5. Lost WWII bomber

You might expect to come across all kinds of natural wonders in the remote and mountainous jungles of Papua New Guinea. But one thing you’d hardly think to stumble across would be an almost intact American B-17E Flying Fortress bomber from World War II. However, it turns out that the forests of this nation harbor numbers of crashed aircraft from the fierce fighting of that war.

This particular Flying Fortress is known as the “Swamp Ghost.” It crash-landed in the Agaiambo Swamp some eight miles from Papua New Guinea’s north coast in 1942 after running out of fuel. There it remained until 2006 when an American salvager dismantled the plane and transported it to the U.S. Apparently, the Flying Fortress now sits in a hangar at the Pacific Aviation Museum at Pearl Harbor, Honolulu.


4. Boiling river

The world’s jungles harbor some incredible phenomena, but even so, the idea of a boiling river stretches credibility to breaking point. But that’s just what geoscientist Andrés Ruzo discovered in Peru’s Amazonian region in 2011. Hot springs feed the thermal river and for 4 miles it runs at near boiling-point – hot enough to kill any unlucky creature that falls into it.

Ruzo detailed the gruesome fate of animals which fall into the river in an interview with The Daily Telegraph in 2016. He explained, “They’re trying to swim out, but their meat is cooking on the bone because it’s so hot. So, they’re losing power, losing power, until finally they get to a point where hot water goes into their mouths and they cook from the inside out.”


3. Lost Mayan cities

Archeologists have been familiar with a number of stunning Mayan structures for many years, but in 2018 a new discovery stunned the academic and wider world. The find was in the jungle of Guatemala, and it was nothing less than a huge network of previously unknown Mayan cities. The researchers used laser mapping technology to reveal these previously unknown remains.

The experts catalogued an amazing 60,000 structures covering an area of some 810 square miles and hidden in the thick jungle vegetation. It seems that these discoveries are likely to transform our understanding of the extent and sophistication of Mayan society. Brown University professor of archeology and anthropology Stephen Houston told the BBC, “I think this is one of the greatest advances in over 150 years of Maya archeology.”

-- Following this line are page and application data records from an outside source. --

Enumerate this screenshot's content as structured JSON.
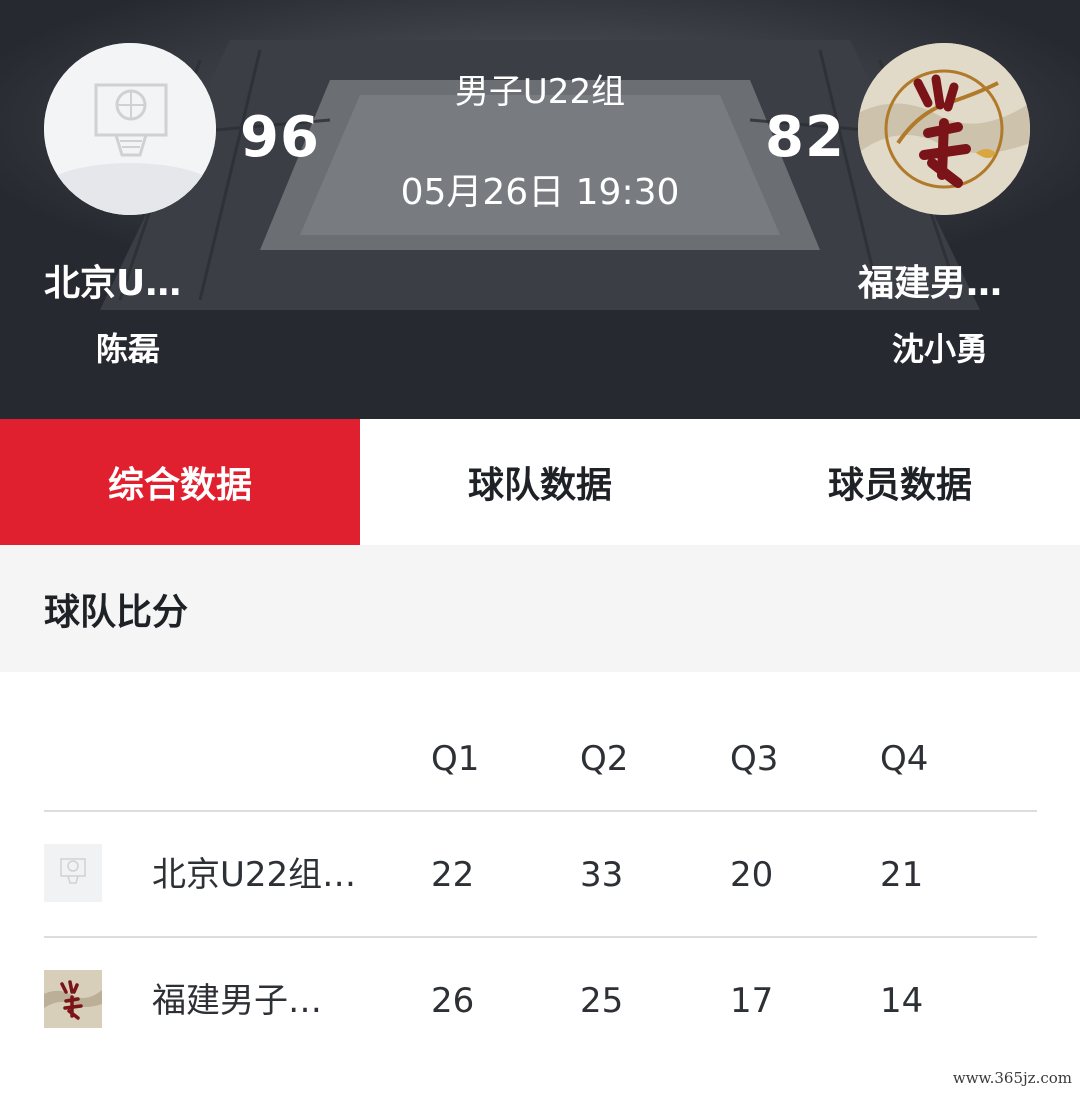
{
  "header": {
    "match_title": "男子U22组",
    "match_time": "05月26日 19:30",
    "home": {
      "score": "96",
      "name": "北京U…",
      "coach": "陈磊",
      "logo_icon": "basketball-hoop-icon"
    },
    "away": {
      "score": "82",
      "name": "福建男…",
      "coach": "沈小勇",
      "logo_icon": "fujian-calligraphy-logo"
    }
  },
  "tabs": [
    {
      "label": "综合数据",
      "active": true
    },
    {
      "label": "球队数据",
      "active": false
    },
    {
      "label": "球员数据",
      "active": false
    }
  ],
  "section": {
    "title": "球队比分"
  },
  "quarter_table": {
    "headers": [
      "Q1",
      "Q2",
      "Q3",
      "Q4"
    ],
    "rows": [
      {
        "team": "北京U22组…",
        "scores": [
          "22",
          "33",
          "20",
          "21"
        ]
      },
      {
        "team": "福建男子…",
        "scores": [
          "26",
          "25",
          "17",
          "14"
        ]
      }
    ]
  },
  "watermark": "www.365jz.com",
  "colors": {
    "accent": "#e0202f",
    "header_bg": "#262a30",
    "section_bg": "#f5f5f6"
  }
}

2. Panamanian golden frog

The Panamanian golden frog has apparently been filmed in the wild just once. And it’s hardly a surprise that footage of the creature was captured in a stream in Panama’s El Vallé de Anton for one of the TV programs fronted by natural history giant Sir David Attenborough. But the bad news is that this exquisite little creature might never be filmed in the wild again.

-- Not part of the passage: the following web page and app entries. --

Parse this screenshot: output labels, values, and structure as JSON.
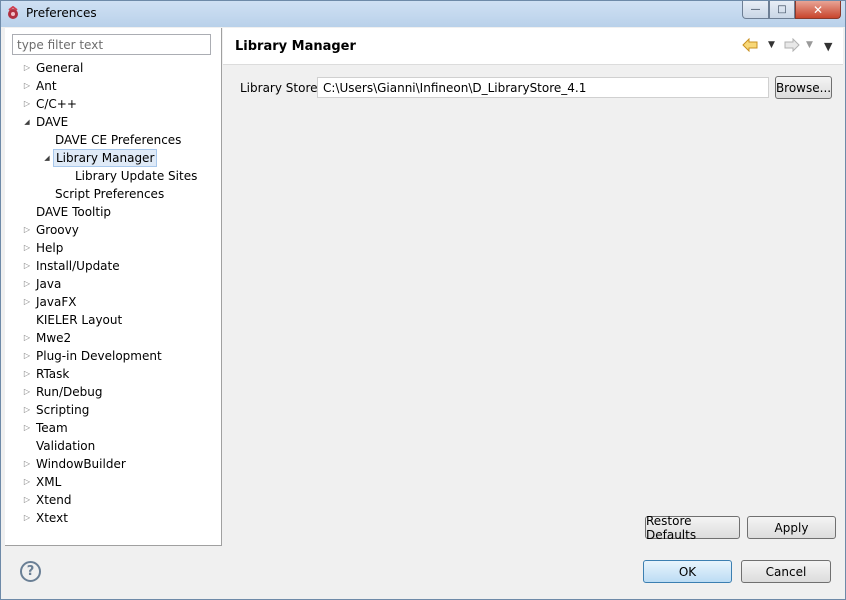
{
  "window": {
    "title": "Preferences",
    "controls": {
      "minimize": "—",
      "maximize": "□",
      "close": "✕"
    }
  },
  "filter": {
    "placeholder": "type filter text",
    "value": ""
  },
  "tree": [
    {
      "label": "General",
      "expander": "collapsed",
      "indent": 0
    },
    {
      "label": "Ant",
      "expander": "collapsed",
      "indent": 0
    },
    {
      "label": "C/C++",
      "expander": "collapsed",
      "indent": 0
    },
    {
      "label": "DAVE",
      "expander": "expanded",
      "indent": 0
    },
    {
      "label": "DAVE CE Preferences",
      "expander": "none",
      "indent": 1
    },
    {
      "label": "Library Manager",
      "expander": "expanded",
      "indent": 1,
      "selected": true
    },
    {
      "label": "Library Update Sites",
      "expander": "none",
      "indent": 2
    },
    {
      "label": "Script Preferences",
      "expander": "none",
      "indent": 1
    },
    {
      "label": "DAVE Tooltip",
      "expander": "none",
      "indent": 0
    },
    {
      "label": "Groovy",
      "expander": "collapsed",
      "indent": 0
    },
    {
      "label": "Help",
      "expander": "collapsed",
      "indent": 0
    },
    {
      "label": "Install/Update",
      "expander": "collapsed",
      "indent": 0
    },
    {
      "label": "Java",
      "expander": "collapsed",
      "indent": 0
    },
    {
      "label": "JavaFX",
      "expander": "collapsed",
      "indent": 0
    },
    {
      "label": "KIELER Layout",
      "expander": "none",
      "indent": 0
    },
    {
      "label": "Mwe2",
      "expander": "collapsed",
      "indent": 0
    },
    {
      "label": "Plug-in Development",
      "expander": "collapsed",
      "indent": 0
    },
    {
      "label": "RTask",
      "expander": "collapsed",
      "indent": 0
    },
    {
      "label": "Run/Debug",
      "expander": "collapsed",
      "indent": 0
    },
    {
      "label": "Scripting",
      "expander": "collapsed",
      "indent": 0
    },
    {
      "label": "Team",
      "expander": "collapsed",
      "indent": 0
    },
    {
      "label": "Validation",
      "expander": "none",
      "indent": 0
    },
    {
      "label": "WindowBuilder",
      "expander": "collapsed",
      "indent": 0
    },
    {
      "label": "XML",
      "expander": "collapsed",
      "indent": 0
    },
    {
      "label": "Xtend",
      "expander": "collapsed",
      "indent": 0
    },
    {
      "label": "Xtext",
      "expander": "collapsed",
      "indent": 0
    }
  ],
  "page": {
    "title": "Library Manager",
    "library_store_label": "Library Store :",
    "library_store_value": "C:\\Users\\Gianni\\Infineon\\D_LibraryStore_4.1",
    "browse_label": "Browse...",
    "restore_defaults_label": "Restore Defaults",
    "apply_label": "Apply"
  },
  "footer": {
    "help_icon": "?",
    "ok_label": "OK",
    "cancel_label": "Cancel"
  },
  "colors": {
    "back_arrow": "#e0a020",
    "forward_arrow": "#b8b8b8",
    "selection_bg": "#dfeaf7"
  }
}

Like many amphibian species, the Panamanian golden frog – Atelopus zeteki – was devastated by an outbreak of a fungal infection that killed off frogs throughout Central America. Panicked conservationists reportedly collected as many of the Panamanian goldens as they could find and put them in sanctuaries. As the risk of the fungal disease continues, to date none have been returned to the wild and no one has seen them in their natural habitat since 2009, according to George Mason University.

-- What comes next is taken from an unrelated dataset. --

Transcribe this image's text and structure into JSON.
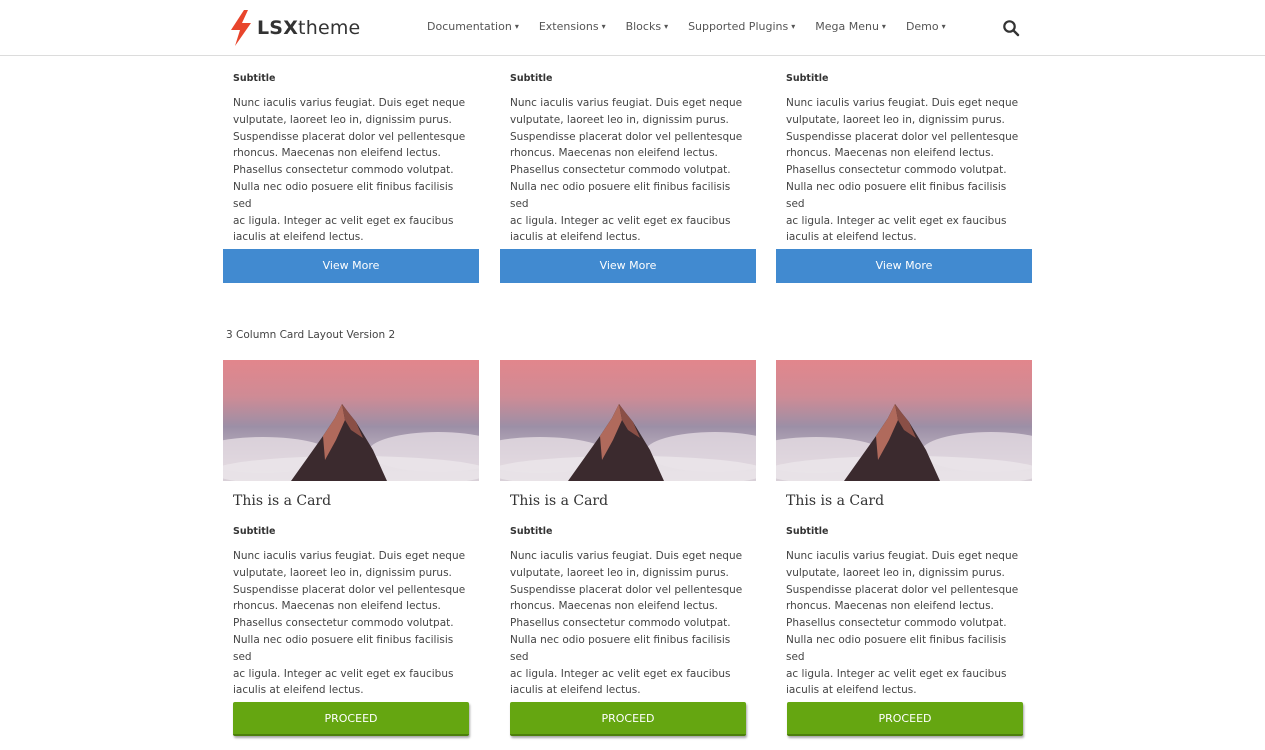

1. Borobudur temple

The Borobudur Buddhist temple is located on the Indonesian island of Java. This stunning structure was built during the era of the Sailendra Dynasty, which held sway from around 650 to 1025 A.D. It is the largest place of Buddhist worship in the world, but the temple fell into disuse around the 15th century as many of Java’s people converted to Islam.

Little is known about the actual building of Borobudur, and even the name’s origin remains obscure. A Dutch explorer called Hermann Cornelius rediscovered the temple in 1814 after it had been concealed under the jungle growth for centuries. Since then, experts and historians have hotly debated its likely antecedents and significance. But what is certain is that Borobudur offers one of the most stunning examples of Buddhist architecture anywhere in the world.